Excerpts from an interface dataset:
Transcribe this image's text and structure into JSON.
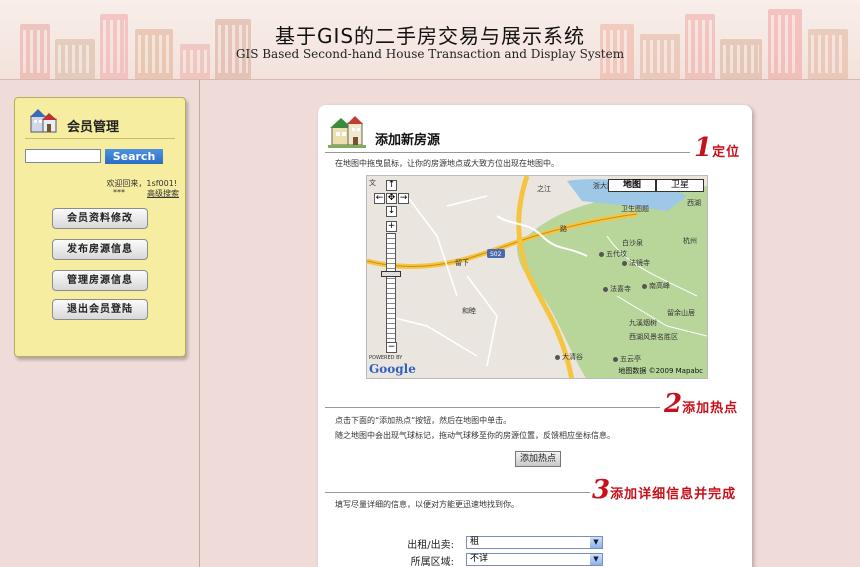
{
  "header": {
    "title": "基于GIS的二手房交易与展示系统",
    "subtitle": "GIS Based Second-hand House Transaction and Display System"
  },
  "member_panel": {
    "title": "会员管理",
    "search_button": "Search",
    "search_placeholder": "",
    "welcome_text": "欢迎回来，1sf001!",
    "welcome_masked": "***",
    "advanced_search": "高级搜索",
    "buttons": [
      "会员资料修改",
      "发布房源信息",
      "管理房源信息",
      "退出会员登陆"
    ]
  },
  "content": {
    "title": "添加新房源",
    "step1": {
      "num": "1",
      "label": "定位",
      "instruction": "在地图中拖曳鼠标，让你的房源地点或大致方位出现在地图中。"
    },
    "step2": {
      "num": "2",
      "label": "添加热点",
      "instruction_1": "点击下面的“添加热点”按钮，然后在地图中单击。",
      "instruction_2": "随之地图中会出现气球标记，拖动气球移至你的房源位置，反馈相应坐标信息。",
      "button": "添加热点"
    },
    "step3": {
      "num": "3",
      "label": "添加详细信息并完成",
      "instruction": "填写尽量详细的信息，以便对方能更迅速地找到你。"
    },
    "form": [
      {
        "label": "出租/出卖:",
        "value": "租"
      },
      {
        "label": "所属区域:",
        "value": "不详"
      }
    ]
  },
  "map": {
    "type_buttons": [
      "地图",
      "卫星"
    ],
    "powered_by": "POWERED BY",
    "logo": "Google",
    "copyright": "地图数据 ©2009 Mapabc",
    "labels": [
      "浙大路",
      "西湖",
      "卫生图题",
      "白沙泉",
      "五代坟",
      "法镜寺",
      "法喜寺",
      "南高峰",
      "大清谷",
      "五云亭",
      "西湖风景名胜区",
      "九溪烟树",
      "留余山居",
      "杭州",
      "之江",
      "留下",
      "和睦",
      "路",
      "文"
    ],
    "road_shield": "S02"
  },
  "colors": {
    "accent_red": "#c8101a",
    "panel_yellow": "#f6eda0",
    "page_bg": "#efdcd8",
    "map_green": "#b8d59a"
  }
}
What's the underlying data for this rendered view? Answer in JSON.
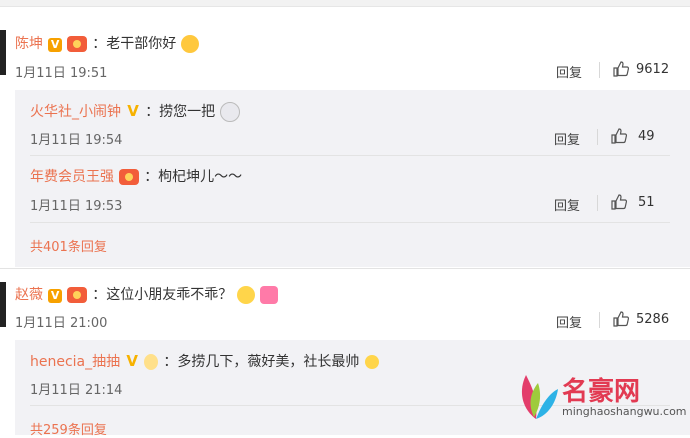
{
  "comments": [
    {
      "user": "陈坤",
      "text": "：老干部你好",
      "time": "1月11日 19:51",
      "reply_label": "回复",
      "likes": "9612",
      "replies": [
        {
          "user": "火华社_小闹钟",
          "text": "：捞您一把",
          "time": "1月11日 19:54",
          "reply_label": "回复",
          "likes": "49"
        },
        {
          "user": "年费会员王强",
          "text": "：枸杞坤儿～～",
          "time": "1月11日 19:53",
          "reply_label": "回复",
          "likes": "51"
        }
      ],
      "more": "共401条回复"
    },
    {
      "user": "赵薇",
      "text": "：这位小朋友乖不乖？",
      "time": "1月11日 21:00",
      "reply_label": "回复",
      "likes": "5286",
      "replies": [
        {
          "user": "henecia_抽抽",
          "text": "：多捞几下，薇好美，社长最帅",
          "time": "1月11日 21:14",
          "reply_label": "回复",
          "likes": ""
        }
      ],
      "more": "共259条回复"
    }
  ],
  "watermark": {
    "title": "名豪网",
    "url": "minghaoshangwu.com"
  },
  "colors": {
    "name": "#eb7350",
    "panel": "#f2f2f5",
    "vip": "#f7a100"
  },
  "icons": [
    "verified-v-icon",
    "vip-medal-icon",
    "thumbs-up-icon",
    "emoji-icon"
  ]
}
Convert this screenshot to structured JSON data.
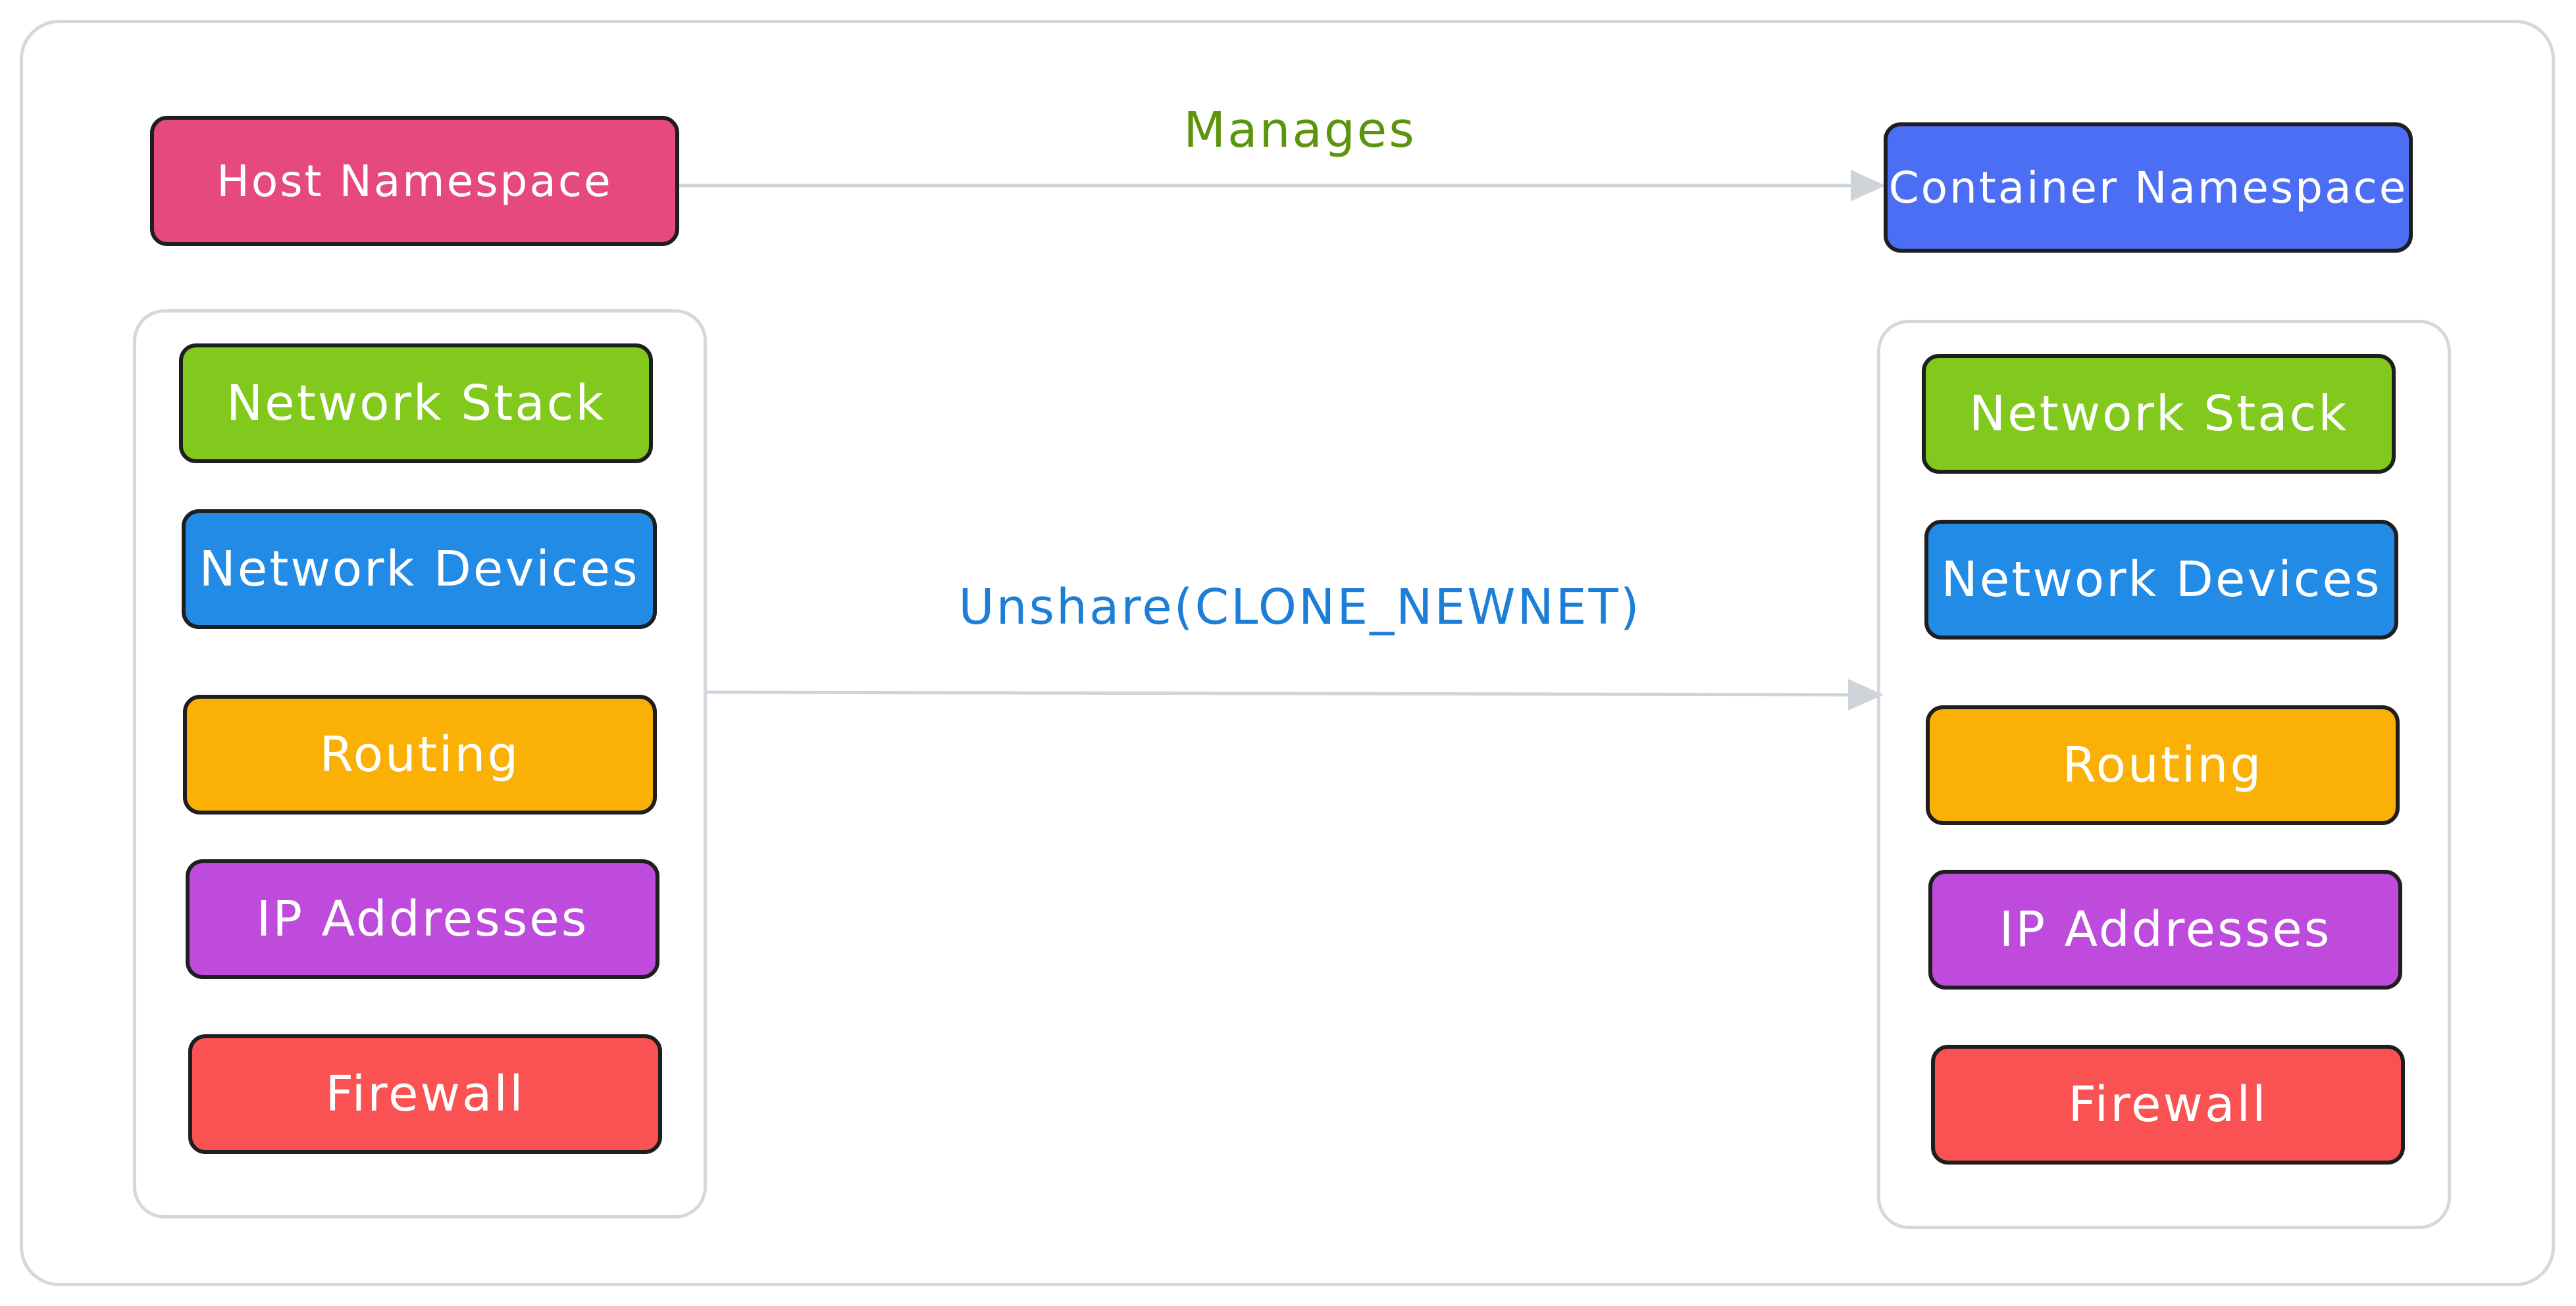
{
  "namespaces": {
    "host": {
      "label": "Host Namespace",
      "color": "#e64980"
    },
    "container": {
      "label": "Container Namespace",
      "color": "#4c6ef5"
    }
  },
  "edges": {
    "manages": {
      "label": "Manages",
      "color": "#5c940d"
    },
    "unshare": {
      "label": "Unshare(CLONE_NEWNET)",
      "color": "#1c7ed6"
    }
  },
  "host_components": [
    {
      "label": "Network Stack",
      "color": "#82c91e"
    },
    {
      "label": "Network Devices",
      "color": "#228be6"
    },
    {
      "label": "Routing",
      "color": "#fab005"
    },
    {
      "label": "IP Addresses",
      "color": "#be4bdb"
    },
    {
      "label": "Firewall",
      "color": "#fa5252"
    }
  ],
  "container_components": [
    {
      "label": "Network Stack",
      "color": "#82c91e"
    },
    {
      "label": "Network Devices",
      "color": "#228be6"
    },
    {
      "label": "Routing",
      "color": "#fab005"
    },
    {
      "label": "IP Addresses",
      "color": "#be4bdb"
    },
    {
      "label": "Firewall",
      "color": "#fa5252"
    }
  ],
  "colors": {
    "edge_line": "#ced4da",
    "frame": "#d4d8de",
    "node_border": "#1e1e1e"
  }
}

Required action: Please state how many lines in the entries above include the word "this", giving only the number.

Reply to the exercise: 3